(Beginning of Entries supplied)
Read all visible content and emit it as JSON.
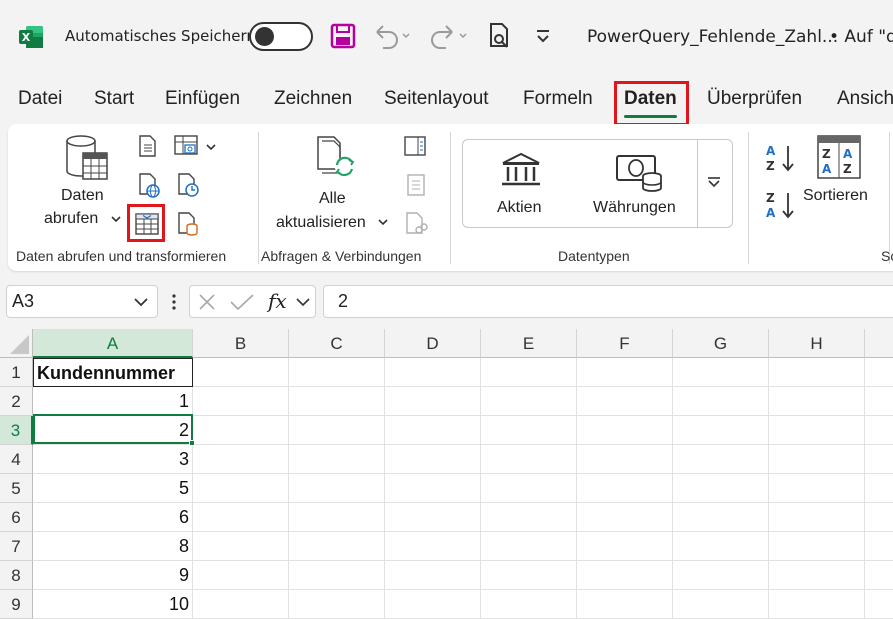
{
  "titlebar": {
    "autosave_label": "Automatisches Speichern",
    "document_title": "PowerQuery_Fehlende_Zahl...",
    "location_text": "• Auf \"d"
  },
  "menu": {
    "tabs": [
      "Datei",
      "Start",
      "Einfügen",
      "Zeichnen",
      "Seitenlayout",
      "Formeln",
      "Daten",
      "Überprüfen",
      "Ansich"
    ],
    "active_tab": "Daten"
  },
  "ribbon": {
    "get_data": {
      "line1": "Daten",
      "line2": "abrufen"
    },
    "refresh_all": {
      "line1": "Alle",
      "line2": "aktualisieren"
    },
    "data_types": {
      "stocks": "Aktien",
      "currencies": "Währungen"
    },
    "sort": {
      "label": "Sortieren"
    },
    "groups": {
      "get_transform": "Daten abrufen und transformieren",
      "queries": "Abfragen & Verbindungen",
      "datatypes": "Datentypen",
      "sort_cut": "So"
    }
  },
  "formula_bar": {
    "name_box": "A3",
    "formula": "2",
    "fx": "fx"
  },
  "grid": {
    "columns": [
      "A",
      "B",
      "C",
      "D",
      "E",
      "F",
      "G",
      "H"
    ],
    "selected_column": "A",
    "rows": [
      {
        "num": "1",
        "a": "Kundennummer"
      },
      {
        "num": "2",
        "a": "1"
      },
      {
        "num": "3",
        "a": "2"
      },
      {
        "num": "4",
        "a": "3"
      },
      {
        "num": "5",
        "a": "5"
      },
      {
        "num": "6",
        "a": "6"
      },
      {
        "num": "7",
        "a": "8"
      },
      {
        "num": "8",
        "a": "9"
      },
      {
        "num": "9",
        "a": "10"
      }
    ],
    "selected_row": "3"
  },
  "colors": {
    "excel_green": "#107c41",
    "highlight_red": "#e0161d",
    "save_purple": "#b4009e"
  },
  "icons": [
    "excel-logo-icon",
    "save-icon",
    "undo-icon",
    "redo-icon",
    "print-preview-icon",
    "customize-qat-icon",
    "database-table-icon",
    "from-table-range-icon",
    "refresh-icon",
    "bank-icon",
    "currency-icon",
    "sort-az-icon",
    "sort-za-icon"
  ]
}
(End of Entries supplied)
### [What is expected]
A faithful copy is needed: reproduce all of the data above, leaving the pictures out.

### [Reply]
Read all visible content and emit it as JSON.
{
  "titlebar": {
    "autosave_label": "Automatisches Speichern",
    "document_title": "PowerQuery_Fehlende_Zahl...",
    "location_text": "• Auf \"d"
  },
  "menu": {
    "tabs": [
      "Datei",
      "Start",
      "Einfügen",
      "Zeichnen",
      "Seitenlayout",
      "Formeln",
      "Daten",
      "Überprüfen",
      "Ansich"
    ],
    "active_tab": "Daten"
  },
  "ribbon": {
    "get_data": {
      "line1": "Daten",
      "line2": "abrufen"
    },
    "refresh_all": {
      "line1": "Alle",
      "line2": "aktualisieren"
    },
    "data_types": {
      "stocks": "Aktien",
      "currencies": "Währungen"
    },
    "sort": {
      "label": "Sortieren"
    },
    "groups": {
      "get_transform": "Daten abrufen und transformieren",
      "queries": "Abfragen & Verbindungen",
      "datatypes": "Datentypen",
      "sort_cut": "So"
    }
  },
  "formula_bar": {
    "name_box": "A3",
    "formula": "2",
    "fx": "fx"
  },
  "grid": {
    "columns": [
      "A",
      "B",
      "C",
      "D",
      "E",
      "F",
      "G",
      "H"
    ],
    "selected_column": "A",
    "rows": [
      {
        "num": "1",
        "a": "Kundennummer"
      },
      {
        "num": "2",
        "a": "1"
      },
      {
        "num": "3",
        "a": "2"
      },
      {
        "num": "4",
        "a": "3"
      },
      {
        "num": "5",
        "a": "5"
      },
      {
        "num": "6",
        "a": "6"
      },
      {
        "num": "7",
        "a": "8"
      },
      {
        "num": "8",
        "a": "9"
      },
      {
        "num": "9",
        "a": "10"
      }
    ],
    "selected_row": "3"
  },
  "colors": {
    "excel_green": "#107c41",
    "highlight_red": "#e0161d",
    "save_purple": "#b4009e"
  },
  "icons": [
    "excel-logo-icon",
    "save-icon",
    "undo-icon",
    "redo-icon",
    "print-preview-icon",
    "customize-qat-icon",
    "database-table-icon",
    "from-table-range-icon",
    "refresh-icon",
    "bank-icon",
    "currency-icon",
    "sort-az-icon",
    "sort-za-icon"
  ]
}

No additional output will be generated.